Since the release of the Clarke and Newman’s ‘EVIL DONE’ framework in 2006, there has been limited empirical research on its capacity to predict target attractiveness and vulnerability as intended. This study investigated the utility of the framework in the context of the current United Kingdom (UK) threat landscape, including additions from the Marchment and Gill’s (2022) TRACK framework using UK terrorist incidents between 2015-2021 (n=184). For the UK as a whole ‘EVIL DONE’ may not be the best approach to predicting and mitigating the threat. Analysis of cases from Great Britain only demonstrates greater usefulness of the framework in explaining the attractiveness of targets.
|Number of pages
|Behavioral Sciences of Terrorism and Political Agression
|Early online date
|3 Jul 2023
|E-pub ahead of print - 3 Jul 2023

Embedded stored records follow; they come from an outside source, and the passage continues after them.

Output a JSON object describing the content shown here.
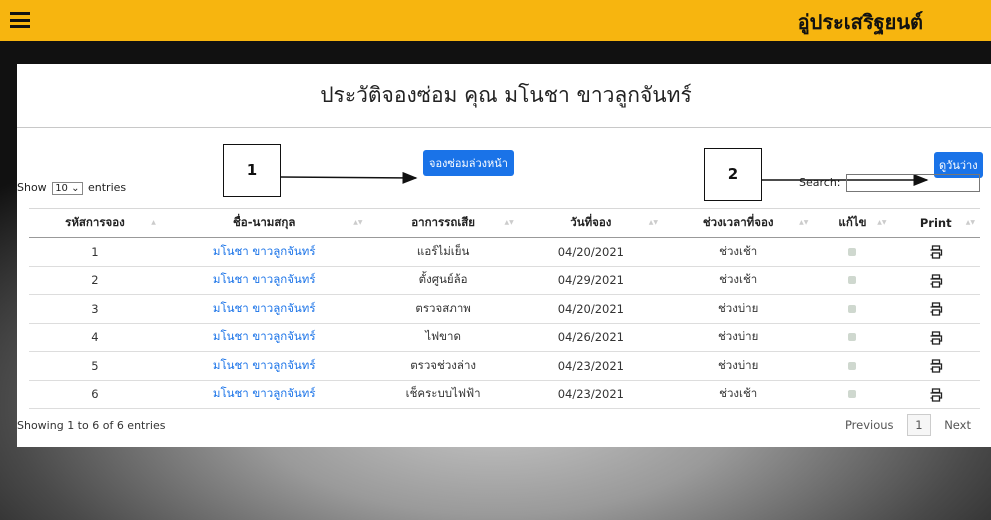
{
  "header": {
    "brand": "อู่ประเสริฐยนต์",
    "menu_icon": "hamburger-menu-icon"
  },
  "page": {
    "title": "ประวัติจองซ่อม คุณ มโนชา ขาวลูกจันทร์"
  },
  "buttons": {
    "book": "จองซ่อมล่วงหน้า",
    "free_days": "ดูวันว่าง"
  },
  "callouts": [
    "1",
    "2"
  ],
  "length": {
    "show": "Show",
    "value": "10",
    "entries": "entries"
  },
  "search": {
    "label": "Search:"
  },
  "table": {
    "headers": [
      "รหัสการจอง",
      "ชื่อ-นามสกุล",
      "อาการรถเสีย",
      "วันที่จอง",
      "ช่วงเวลาที่จอง",
      "แก้ไข",
      "Print"
    ],
    "rows": [
      [
        "1",
        "มโนชา ขาวลูกจันทร์",
        "แอร์ไม่เย็น",
        "04/20/2021",
        "ช่วงเช้า"
      ],
      [
        "2",
        "มโนชา ขาวลูกจันทร์",
        "ตั้งศูนย์ล้อ",
        "04/29/2021",
        "ช่วงเช้า"
      ],
      [
        "3",
        "มโนชา ขาวลูกจันทร์",
        "ตรวจสภาพ",
        "04/20/2021",
        "ช่วงบ่าย"
      ],
      [
        "4",
        "มโนชา ขาวลูกจันทร์",
        "ไฟขาด",
        "04/26/2021",
        "ช่วงบ่าย"
      ],
      [
        "5",
        "มโนชา ขาวลูกจันทร์",
        "ตรวจช่วงล่าง",
        "04/23/2021",
        "ช่วงบ่าย"
      ],
      [
        "6",
        "มโนชา ขาวลูกจันทร์",
        "เช็คระบบไฟฟ้า",
        "04/23/2021",
        "ช่วงเช้า"
      ]
    ],
    "edit_icon": "edit-icon",
    "print_icon": "printer-icon"
  },
  "info": "Showing 1 to 6 of 6 entries",
  "pagination": {
    "previous": "Previous",
    "current": "1",
    "next": "Next"
  },
  "colors": {
    "topbar": "#f7b50f",
    "accent": "#1a73e8"
  }
}
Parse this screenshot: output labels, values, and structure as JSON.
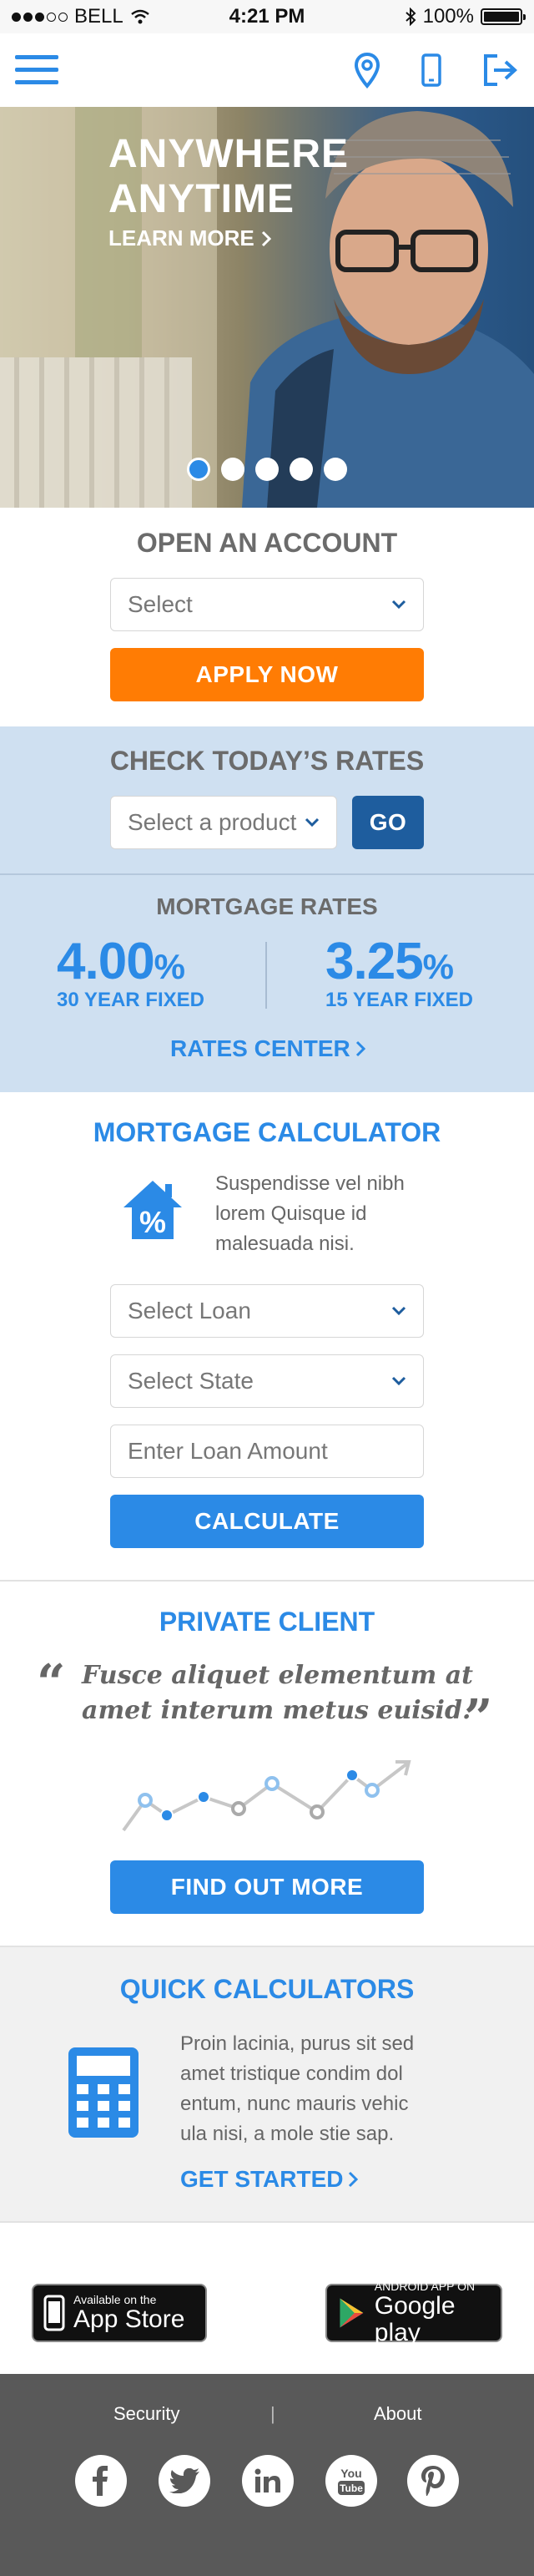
{
  "status_bar": {
    "carrier": "BELL",
    "time": "4:21 PM",
    "battery": "100%"
  },
  "navbar": {
    "menu_icon": "menu-icon",
    "location_icon": "location-pin-icon",
    "phone_icon": "mobile-phone-icon",
    "signin_icon": "sign-in-icon"
  },
  "hero": {
    "title_line1": "ANYWHERE",
    "title_line2": "ANYTIME",
    "link": "LEARN MORE",
    "slides": 5,
    "active_slide": 1
  },
  "open_account": {
    "title": "OPEN AN ACCOUNT",
    "select_value": "Select",
    "button": "APPLY NOW"
  },
  "check_rates": {
    "title": "CHECK TODAY’S RATES",
    "select_value": "Select a product",
    "button": "GO"
  },
  "mortgage_rates": {
    "title": "MORTGAGE RATES",
    "rates": [
      {
        "value": "4.00",
        "unit": "%",
        "label": "30 YEAR FIXED"
      },
      {
        "value": "3.25",
        "unit": "%",
        "label": "15 YEAR FIXED"
      }
    ],
    "link": "RATES CENTER"
  },
  "mortgage_calculator": {
    "title": "MORTGAGE CALCULATOR",
    "icon": "house-percent-icon",
    "text_lines": [
      "Suspendisse vel nibh",
      "lorem Quisque id",
      "malesuada nisi."
    ],
    "select_loan": "Select Loan",
    "select_state": "Select State",
    "loan_amount_placeholder": "Enter Loan Amount",
    "button": "CALCULATE"
  },
  "private_client": {
    "title": "PRIVATE CLIENT",
    "quote_line1": "Fusce aliquet elementum at",
    "quote_line2": "amet interum metus euisid.",
    "open_quote": "“",
    "close_quote": "”",
    "button": "FIND OUT MORE"
  },
  "quick_calculators": {
    "title": "QUICK CALCULATORS",
    "icon": "calculator-icon",
    "text_lines": [
      "Proin lacinia, purus sit sed",
      "amet tristique condim dol",
      "entum, nunc mauris vehic",
      "ula nisi, a mole stie sap."
    ],
    "link": "GET STARTED"
  },
  "app_badges": {
    "apple_small": "Available on the",
    "apple_big": "App Store",
    "google_small": "ANDROID APP ON",
    "google_big": "Google play"
  },
  "footer": {
    "links": [
      "Security",
      "About"
    ],
    "separator": "|",
    "social": [
      "facebook-icon",
      "twitter-icon",
      "linkedin-icon",
      "youtube-icon",
      "pinterest-icon"
    ],
    "youtube_label_top": "You",
    "youtube_label_bottom": "Tube"
  },
  "colors": {
    "accent": "#2b8ae6",
    "orange": "#ff7c04",
    "navy": "#1e5d9e",
    "rates_bg": "#cfe0f1",
    "footer_bg": "#595959"
  }
}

Bibliographical noteThis is an Open Access article distributed under the terms of the Creative Commons Attribution License (http://creativecommons.org/licenses/by/4.0/), which permits unrestricted use, distribution, and reproduction in any medium, provided the original work is properlycited. The terms on which this article has been published allow the posting of the Accepted Manuscript in a repository by the author(s)or with their consent.
FunderThis work was commissioned by the National Counter Terrorism Security Office (NaCTSO), UK.
- Situational crime prevention
- EVIL DONE
- target desirability
- Security and Resilience